* [DIRECTIONS]:
The required answer is each line in the entries below where "JSON" occurs.

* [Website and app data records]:
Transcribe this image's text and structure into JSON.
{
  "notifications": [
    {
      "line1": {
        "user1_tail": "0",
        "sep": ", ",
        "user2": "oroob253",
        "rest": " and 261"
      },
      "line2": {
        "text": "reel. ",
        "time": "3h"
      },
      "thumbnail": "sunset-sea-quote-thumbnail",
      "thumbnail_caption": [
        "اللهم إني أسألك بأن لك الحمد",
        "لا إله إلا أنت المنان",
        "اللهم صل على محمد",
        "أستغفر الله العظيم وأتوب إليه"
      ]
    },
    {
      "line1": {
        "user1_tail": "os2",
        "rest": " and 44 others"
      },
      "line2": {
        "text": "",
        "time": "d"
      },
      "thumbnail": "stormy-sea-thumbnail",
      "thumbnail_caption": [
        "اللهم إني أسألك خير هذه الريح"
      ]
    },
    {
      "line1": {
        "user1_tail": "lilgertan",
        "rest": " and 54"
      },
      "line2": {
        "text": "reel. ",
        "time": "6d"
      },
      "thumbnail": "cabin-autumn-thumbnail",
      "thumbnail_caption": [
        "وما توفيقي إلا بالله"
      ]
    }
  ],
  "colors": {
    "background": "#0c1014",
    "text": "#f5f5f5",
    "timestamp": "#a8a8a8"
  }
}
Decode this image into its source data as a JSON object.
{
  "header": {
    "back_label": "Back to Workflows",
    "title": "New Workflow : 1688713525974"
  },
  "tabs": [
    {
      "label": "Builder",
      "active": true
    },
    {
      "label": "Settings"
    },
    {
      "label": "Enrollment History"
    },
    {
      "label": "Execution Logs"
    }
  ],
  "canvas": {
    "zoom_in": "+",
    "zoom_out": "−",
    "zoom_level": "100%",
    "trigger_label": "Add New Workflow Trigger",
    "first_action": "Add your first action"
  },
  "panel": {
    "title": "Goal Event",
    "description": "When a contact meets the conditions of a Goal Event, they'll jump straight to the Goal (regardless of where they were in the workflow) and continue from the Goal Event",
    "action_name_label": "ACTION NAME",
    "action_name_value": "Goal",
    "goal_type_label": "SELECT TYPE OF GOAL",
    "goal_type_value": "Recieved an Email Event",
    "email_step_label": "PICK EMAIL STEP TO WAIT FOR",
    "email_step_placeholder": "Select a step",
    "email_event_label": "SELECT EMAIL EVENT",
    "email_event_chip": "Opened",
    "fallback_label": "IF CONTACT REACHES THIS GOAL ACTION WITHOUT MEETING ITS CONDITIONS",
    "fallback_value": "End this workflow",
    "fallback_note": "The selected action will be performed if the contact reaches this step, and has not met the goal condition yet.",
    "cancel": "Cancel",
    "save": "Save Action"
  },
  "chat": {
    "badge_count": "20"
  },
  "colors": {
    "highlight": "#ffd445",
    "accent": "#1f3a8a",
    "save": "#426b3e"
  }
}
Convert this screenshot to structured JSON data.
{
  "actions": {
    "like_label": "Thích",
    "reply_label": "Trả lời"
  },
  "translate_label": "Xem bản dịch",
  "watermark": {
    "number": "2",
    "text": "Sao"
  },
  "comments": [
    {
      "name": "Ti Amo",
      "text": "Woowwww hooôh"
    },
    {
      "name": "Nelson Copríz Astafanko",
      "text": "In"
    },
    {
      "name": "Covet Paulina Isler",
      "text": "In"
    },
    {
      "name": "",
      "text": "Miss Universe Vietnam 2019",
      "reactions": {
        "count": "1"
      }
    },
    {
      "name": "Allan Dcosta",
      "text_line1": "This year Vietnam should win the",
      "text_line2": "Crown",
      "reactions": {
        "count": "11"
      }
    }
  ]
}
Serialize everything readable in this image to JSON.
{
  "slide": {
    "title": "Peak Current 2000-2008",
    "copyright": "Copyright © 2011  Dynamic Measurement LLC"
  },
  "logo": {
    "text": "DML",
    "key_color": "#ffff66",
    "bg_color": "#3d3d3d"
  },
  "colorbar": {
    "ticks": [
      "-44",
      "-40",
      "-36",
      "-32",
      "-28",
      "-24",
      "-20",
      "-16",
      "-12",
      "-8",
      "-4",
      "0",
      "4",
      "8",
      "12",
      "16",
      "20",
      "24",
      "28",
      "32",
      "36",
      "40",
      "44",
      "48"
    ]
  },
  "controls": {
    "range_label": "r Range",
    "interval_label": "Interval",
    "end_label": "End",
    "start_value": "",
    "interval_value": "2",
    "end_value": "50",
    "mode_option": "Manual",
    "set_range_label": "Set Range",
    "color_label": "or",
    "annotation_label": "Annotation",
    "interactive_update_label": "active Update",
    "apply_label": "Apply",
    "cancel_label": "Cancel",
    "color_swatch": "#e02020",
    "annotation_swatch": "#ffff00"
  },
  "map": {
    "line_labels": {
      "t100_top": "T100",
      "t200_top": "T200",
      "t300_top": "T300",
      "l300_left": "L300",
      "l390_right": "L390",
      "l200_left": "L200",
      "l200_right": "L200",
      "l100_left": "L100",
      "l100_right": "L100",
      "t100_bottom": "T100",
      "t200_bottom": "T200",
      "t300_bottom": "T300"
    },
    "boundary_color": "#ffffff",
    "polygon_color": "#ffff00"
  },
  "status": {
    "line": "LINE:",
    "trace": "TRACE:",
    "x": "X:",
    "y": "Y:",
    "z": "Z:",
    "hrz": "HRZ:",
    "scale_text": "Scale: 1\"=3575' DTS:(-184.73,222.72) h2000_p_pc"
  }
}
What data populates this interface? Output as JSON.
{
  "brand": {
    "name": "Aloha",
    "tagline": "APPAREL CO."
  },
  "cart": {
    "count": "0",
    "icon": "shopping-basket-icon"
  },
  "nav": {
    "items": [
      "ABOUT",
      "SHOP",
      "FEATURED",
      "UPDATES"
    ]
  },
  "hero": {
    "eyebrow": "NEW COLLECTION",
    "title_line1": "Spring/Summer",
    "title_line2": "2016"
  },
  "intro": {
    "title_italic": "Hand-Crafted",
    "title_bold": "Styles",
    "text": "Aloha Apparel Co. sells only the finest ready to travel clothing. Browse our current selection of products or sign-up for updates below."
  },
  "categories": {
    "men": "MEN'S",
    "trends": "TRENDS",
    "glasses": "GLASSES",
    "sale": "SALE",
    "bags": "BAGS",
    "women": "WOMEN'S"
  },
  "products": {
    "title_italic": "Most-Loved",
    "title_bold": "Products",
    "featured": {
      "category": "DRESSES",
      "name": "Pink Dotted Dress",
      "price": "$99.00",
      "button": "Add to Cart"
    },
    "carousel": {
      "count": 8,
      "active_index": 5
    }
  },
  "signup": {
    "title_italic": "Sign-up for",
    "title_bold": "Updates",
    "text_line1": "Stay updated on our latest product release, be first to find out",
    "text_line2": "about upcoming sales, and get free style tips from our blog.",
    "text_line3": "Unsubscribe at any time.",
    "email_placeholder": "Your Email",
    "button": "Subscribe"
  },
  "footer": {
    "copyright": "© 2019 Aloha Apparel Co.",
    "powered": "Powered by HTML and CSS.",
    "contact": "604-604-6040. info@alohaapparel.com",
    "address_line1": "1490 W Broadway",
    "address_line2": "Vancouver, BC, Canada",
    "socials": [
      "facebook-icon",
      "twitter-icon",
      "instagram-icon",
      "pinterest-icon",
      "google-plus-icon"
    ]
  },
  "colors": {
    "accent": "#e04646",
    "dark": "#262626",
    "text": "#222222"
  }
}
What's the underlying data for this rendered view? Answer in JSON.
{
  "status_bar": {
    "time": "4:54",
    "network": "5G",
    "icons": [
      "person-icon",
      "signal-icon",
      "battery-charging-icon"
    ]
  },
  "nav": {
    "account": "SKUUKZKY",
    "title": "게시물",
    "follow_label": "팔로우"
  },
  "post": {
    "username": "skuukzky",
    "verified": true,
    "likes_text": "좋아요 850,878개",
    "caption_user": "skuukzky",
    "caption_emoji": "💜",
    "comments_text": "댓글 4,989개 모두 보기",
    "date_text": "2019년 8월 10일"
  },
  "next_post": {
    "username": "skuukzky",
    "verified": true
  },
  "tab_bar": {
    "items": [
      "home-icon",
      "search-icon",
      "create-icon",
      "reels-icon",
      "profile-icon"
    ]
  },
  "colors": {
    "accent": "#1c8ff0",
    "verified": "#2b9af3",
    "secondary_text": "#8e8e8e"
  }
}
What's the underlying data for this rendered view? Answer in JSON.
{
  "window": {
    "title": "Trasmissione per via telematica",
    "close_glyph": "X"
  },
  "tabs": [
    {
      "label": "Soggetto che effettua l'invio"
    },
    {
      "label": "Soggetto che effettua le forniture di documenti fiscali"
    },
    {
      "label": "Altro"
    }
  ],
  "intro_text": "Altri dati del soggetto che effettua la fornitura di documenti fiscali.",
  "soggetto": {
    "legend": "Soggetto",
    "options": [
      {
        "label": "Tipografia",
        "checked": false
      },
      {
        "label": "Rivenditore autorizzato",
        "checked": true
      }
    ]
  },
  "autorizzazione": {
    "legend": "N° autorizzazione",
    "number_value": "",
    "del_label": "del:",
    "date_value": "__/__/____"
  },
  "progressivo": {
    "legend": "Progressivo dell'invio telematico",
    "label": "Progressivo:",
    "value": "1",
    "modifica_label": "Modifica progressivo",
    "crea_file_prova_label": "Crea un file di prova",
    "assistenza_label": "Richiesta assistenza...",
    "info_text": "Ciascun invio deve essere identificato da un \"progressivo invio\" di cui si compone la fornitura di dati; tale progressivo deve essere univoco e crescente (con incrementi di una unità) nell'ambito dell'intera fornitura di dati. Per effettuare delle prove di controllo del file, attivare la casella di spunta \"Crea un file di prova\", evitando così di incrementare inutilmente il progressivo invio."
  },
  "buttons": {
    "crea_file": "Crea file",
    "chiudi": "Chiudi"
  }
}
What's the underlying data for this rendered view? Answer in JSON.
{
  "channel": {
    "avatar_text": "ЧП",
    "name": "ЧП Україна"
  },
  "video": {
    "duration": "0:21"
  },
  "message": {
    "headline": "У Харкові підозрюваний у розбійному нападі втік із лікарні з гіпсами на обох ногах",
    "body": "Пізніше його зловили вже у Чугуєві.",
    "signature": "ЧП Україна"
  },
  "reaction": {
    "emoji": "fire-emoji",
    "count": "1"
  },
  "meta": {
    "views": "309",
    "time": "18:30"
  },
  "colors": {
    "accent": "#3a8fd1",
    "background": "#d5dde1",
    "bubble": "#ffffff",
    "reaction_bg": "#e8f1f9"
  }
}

* [WRITTEN ANSWER]:
Transcribe this image's text and structure into JSON.
Decode this image into its source data as a JSON object.
Convert this screenshot to structured JSON data.
Serialize everything readable in this image to JSON.
What data populates this interface? Output as JSON.
What's the underlying data for this rendered view? Answer in JSON.
What's the underlying data for this rendered view? Answer in JSON.
What's the underlying data for this rendered view? Answer in JSON.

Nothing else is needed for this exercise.